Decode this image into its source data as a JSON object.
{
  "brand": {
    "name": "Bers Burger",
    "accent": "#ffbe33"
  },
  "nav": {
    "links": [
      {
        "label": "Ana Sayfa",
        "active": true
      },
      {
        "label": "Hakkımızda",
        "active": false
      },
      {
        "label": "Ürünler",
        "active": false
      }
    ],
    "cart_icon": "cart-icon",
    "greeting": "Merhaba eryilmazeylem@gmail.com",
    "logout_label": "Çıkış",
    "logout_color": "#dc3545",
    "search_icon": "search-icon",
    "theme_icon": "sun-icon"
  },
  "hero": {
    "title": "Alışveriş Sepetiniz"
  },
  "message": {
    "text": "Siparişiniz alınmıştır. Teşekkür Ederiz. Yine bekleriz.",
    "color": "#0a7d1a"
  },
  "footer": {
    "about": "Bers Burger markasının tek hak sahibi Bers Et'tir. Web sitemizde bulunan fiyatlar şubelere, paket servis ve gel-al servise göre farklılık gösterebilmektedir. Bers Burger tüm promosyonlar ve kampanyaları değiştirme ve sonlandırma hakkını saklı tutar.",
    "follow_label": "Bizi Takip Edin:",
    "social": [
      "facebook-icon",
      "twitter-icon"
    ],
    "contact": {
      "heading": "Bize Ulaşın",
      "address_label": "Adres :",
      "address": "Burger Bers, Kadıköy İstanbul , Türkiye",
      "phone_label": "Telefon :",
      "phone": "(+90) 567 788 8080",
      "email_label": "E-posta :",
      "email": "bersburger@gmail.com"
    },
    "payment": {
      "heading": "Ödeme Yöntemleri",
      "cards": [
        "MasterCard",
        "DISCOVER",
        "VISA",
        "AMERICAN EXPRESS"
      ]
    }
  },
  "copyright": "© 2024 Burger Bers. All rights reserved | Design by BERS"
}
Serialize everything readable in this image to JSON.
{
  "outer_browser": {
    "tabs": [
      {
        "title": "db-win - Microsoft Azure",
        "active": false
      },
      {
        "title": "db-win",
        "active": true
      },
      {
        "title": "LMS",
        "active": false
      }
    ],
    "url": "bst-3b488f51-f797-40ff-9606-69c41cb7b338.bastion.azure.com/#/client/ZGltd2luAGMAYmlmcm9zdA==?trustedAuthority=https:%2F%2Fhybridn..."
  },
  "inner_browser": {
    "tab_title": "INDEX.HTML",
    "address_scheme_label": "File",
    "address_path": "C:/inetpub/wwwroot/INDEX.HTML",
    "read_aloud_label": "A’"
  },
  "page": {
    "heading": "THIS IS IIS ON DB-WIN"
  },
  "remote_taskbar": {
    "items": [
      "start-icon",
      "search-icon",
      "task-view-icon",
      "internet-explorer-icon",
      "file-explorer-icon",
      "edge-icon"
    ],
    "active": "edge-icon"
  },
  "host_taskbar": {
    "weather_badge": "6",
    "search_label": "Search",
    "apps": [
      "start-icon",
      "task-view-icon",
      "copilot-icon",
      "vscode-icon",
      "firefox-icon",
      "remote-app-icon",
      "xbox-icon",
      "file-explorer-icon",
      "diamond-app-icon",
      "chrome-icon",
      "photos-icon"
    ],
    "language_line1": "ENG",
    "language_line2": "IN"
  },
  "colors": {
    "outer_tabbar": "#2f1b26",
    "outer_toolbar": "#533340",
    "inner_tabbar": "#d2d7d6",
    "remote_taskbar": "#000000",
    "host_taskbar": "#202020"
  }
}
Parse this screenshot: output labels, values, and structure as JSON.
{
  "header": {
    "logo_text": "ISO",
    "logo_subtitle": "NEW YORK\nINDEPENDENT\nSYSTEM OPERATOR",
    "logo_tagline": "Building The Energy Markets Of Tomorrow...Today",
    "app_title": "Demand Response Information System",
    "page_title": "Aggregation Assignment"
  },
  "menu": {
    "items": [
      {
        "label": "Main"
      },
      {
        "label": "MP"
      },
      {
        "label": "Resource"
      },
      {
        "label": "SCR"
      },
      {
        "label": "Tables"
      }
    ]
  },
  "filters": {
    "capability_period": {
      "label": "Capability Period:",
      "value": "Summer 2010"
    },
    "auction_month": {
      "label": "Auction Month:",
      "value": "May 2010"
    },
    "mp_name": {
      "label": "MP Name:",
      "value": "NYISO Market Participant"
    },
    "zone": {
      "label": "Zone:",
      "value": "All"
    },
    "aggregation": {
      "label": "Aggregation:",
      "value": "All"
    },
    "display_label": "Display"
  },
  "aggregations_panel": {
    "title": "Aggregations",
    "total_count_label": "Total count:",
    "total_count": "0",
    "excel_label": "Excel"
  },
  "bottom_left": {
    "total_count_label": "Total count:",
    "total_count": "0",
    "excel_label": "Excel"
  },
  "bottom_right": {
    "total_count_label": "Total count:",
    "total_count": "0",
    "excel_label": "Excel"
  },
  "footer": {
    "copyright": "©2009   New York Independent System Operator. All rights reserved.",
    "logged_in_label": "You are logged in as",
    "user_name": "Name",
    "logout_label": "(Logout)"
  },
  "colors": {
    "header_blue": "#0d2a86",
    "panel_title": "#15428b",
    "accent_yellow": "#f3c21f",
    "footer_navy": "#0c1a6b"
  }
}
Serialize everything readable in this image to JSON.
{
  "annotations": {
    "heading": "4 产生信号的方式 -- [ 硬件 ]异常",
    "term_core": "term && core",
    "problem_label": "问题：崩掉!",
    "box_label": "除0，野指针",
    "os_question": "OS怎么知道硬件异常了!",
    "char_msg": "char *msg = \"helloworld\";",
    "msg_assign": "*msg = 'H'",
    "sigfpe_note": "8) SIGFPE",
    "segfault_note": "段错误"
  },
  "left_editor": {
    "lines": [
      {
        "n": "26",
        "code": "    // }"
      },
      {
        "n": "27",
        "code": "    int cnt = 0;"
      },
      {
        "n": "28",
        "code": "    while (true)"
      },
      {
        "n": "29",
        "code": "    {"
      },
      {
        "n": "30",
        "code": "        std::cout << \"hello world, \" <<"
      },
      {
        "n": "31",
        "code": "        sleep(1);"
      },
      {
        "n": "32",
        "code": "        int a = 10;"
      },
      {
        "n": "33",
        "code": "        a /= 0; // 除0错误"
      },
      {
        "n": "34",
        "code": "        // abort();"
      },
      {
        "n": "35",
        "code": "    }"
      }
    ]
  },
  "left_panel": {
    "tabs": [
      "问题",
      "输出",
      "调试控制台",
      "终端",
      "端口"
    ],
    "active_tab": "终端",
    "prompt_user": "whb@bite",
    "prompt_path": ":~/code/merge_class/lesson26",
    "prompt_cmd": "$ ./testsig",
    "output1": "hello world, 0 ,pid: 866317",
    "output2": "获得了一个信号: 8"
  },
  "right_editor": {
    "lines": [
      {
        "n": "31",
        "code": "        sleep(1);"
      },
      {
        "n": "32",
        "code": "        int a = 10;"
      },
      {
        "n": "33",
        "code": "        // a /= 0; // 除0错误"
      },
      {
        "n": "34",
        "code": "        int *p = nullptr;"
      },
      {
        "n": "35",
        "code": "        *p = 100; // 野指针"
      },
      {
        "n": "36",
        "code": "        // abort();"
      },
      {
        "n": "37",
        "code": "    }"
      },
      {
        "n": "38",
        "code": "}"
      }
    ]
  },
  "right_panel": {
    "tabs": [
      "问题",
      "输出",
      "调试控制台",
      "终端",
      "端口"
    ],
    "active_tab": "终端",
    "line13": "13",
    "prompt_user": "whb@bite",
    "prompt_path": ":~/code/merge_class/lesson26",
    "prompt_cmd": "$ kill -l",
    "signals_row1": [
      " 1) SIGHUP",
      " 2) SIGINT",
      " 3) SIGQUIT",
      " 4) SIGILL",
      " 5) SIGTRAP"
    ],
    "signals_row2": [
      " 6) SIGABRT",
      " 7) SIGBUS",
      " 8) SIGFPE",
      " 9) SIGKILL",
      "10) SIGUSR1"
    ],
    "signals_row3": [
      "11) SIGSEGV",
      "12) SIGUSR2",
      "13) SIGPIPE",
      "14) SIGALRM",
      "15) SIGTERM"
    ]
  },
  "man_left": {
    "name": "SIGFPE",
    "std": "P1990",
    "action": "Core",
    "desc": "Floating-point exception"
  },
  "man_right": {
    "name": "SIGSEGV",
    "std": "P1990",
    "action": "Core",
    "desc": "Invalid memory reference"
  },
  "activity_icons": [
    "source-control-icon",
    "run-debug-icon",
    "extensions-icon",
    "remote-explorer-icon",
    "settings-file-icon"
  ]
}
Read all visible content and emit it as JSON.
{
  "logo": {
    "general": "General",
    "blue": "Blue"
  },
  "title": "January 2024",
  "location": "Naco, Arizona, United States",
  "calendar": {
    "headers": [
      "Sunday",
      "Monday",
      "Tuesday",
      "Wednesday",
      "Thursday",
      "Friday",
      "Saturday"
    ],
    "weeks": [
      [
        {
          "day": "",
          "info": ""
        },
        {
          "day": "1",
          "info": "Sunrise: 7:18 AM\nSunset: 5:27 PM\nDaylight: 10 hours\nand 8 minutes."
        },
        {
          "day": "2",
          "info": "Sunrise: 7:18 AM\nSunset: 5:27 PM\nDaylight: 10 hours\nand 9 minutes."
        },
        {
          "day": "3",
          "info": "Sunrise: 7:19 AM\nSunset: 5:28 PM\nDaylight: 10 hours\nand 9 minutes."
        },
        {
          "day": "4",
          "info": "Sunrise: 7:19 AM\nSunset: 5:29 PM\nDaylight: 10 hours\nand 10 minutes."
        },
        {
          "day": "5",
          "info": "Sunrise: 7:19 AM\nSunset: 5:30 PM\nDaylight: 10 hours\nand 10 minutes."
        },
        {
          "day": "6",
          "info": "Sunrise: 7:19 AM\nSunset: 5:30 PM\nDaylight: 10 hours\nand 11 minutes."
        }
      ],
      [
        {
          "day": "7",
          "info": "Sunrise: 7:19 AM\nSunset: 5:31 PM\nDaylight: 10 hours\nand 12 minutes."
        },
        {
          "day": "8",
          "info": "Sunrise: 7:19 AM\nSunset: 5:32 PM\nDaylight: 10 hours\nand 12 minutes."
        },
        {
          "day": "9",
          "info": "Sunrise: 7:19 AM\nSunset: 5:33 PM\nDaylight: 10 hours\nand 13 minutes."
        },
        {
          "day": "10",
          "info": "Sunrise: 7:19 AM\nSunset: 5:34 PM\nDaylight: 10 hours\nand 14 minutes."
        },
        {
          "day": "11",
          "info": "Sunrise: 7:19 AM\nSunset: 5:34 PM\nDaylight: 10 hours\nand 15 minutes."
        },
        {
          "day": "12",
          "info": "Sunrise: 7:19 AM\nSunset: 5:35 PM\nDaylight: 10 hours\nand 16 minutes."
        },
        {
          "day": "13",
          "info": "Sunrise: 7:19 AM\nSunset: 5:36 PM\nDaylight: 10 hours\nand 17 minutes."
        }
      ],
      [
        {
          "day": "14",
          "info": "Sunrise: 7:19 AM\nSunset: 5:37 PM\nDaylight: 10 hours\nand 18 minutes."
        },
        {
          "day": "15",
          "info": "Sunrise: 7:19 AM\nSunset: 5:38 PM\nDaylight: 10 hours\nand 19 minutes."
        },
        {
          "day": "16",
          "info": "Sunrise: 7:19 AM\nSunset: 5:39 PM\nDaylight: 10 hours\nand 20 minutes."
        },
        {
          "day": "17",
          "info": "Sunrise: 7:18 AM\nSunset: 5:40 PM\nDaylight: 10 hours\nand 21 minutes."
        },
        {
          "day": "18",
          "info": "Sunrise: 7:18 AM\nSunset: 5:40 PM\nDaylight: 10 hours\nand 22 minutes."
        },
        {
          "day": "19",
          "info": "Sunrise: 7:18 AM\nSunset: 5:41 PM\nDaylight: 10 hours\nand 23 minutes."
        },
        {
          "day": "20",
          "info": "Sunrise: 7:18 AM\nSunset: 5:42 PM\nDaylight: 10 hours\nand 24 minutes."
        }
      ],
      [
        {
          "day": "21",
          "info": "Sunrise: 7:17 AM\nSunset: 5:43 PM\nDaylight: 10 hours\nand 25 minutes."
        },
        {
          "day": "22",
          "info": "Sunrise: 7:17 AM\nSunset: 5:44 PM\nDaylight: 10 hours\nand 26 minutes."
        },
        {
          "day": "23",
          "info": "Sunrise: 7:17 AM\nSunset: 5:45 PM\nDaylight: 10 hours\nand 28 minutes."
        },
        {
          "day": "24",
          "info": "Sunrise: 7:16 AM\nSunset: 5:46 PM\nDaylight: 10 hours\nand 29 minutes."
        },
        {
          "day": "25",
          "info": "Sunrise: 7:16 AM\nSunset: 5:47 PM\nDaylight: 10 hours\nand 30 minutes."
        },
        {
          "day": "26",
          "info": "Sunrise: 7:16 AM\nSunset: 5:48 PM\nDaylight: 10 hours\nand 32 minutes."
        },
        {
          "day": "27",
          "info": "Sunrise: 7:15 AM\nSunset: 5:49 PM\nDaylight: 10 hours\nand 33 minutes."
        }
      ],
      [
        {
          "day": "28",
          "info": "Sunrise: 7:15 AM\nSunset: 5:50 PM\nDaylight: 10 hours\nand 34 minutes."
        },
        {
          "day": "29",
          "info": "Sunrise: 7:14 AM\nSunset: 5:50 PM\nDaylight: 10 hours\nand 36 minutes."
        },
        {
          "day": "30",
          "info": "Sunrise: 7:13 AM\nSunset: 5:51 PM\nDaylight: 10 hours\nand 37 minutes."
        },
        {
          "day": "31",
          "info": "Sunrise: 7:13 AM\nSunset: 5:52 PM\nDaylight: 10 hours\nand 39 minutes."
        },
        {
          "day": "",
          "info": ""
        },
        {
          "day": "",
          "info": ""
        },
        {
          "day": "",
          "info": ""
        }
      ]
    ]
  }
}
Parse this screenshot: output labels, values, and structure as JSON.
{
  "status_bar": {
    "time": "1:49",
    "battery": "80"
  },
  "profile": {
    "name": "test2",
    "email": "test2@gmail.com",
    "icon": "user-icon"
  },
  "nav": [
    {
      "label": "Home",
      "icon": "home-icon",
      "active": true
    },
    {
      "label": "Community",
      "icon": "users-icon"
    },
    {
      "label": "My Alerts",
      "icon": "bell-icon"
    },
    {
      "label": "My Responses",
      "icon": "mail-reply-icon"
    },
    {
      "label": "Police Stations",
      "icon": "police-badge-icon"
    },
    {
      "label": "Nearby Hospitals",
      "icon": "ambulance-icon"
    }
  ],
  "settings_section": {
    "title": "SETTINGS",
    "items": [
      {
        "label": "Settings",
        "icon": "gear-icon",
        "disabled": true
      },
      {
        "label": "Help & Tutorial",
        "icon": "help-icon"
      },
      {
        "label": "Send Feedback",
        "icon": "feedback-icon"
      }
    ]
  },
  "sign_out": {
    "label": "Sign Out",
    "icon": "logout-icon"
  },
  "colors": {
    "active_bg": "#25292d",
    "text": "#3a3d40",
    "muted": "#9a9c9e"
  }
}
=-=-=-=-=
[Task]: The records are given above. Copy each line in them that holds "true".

[Output for this task]:
        "active": true
        "active": true
        "code": "    while (true)"
      "active": true
        "disabled": true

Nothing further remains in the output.